Random sampling

With co-mingling here to stay, MRFs will remain an integral part of the UK recycling scene. But how can they deliver the right quality of material? Will Simpson finds out if the proposed MRF Code of Practice sampling regime is up to the task

This article was taken from Issue 71

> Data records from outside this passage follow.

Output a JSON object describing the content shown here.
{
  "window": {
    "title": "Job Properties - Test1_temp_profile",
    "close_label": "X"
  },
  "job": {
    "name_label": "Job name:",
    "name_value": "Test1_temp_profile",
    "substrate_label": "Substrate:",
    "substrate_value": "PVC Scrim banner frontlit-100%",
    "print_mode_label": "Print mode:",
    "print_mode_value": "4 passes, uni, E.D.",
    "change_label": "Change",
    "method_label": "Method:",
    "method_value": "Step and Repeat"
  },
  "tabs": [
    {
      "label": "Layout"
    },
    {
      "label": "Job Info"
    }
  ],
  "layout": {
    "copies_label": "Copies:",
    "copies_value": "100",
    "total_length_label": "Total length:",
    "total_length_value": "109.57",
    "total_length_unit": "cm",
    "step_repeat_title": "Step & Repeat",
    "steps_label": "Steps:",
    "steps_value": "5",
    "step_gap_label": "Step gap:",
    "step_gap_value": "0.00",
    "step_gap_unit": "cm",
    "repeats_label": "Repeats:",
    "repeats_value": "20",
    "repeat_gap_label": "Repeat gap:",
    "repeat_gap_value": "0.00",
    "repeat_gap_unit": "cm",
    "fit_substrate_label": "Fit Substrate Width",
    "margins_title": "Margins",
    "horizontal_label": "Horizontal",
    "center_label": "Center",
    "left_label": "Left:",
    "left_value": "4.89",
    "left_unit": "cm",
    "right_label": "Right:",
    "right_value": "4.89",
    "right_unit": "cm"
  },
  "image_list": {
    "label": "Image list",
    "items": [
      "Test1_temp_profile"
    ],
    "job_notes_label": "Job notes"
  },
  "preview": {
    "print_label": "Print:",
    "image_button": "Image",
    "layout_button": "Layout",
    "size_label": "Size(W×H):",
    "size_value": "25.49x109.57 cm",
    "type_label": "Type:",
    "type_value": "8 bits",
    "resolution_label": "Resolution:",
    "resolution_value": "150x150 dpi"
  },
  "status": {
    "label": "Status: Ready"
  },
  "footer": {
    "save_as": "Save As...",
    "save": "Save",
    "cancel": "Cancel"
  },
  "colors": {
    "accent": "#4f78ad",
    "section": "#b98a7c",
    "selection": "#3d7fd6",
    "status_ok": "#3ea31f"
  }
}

The need to drive up the quality of recycled material in the UK has long been a concern for the sector. But what is the best way to go about it? Many have thought that the key to this would be government’s Material Recovery Facility (MRF) Code of Practice, which was finally published in draft form in January this year. At the time of writing, the proposals will make it mandatory for UK MRFs to test the quality of their inputs and outputs, though only those that process over 1,000 tonnes of dry recyclate per annum will be required to do this. Meanwhile, the document recommends that the sample sizes that operators test can be as low as 20 to 25 kilogrammes (kg). Some stakeholders have been far from impressed. “They’re not really serious”, says Ray Georgeson, Chief Executive of the Resource Association, the industry body that represents reprocessors (which ultimately have to deal with MRF material). “The lack of frequency and the small sample sizes will make it very easy for rogue operators to circumvent. There is no provision in the regulations for the Environment Agency (as the regulator) to make unannounced inspections of MRFs and there is not any agreement yet on how sampling is done, the volume of weights, frequencies and the degree of sophistication that might be needed in relation to different material streams.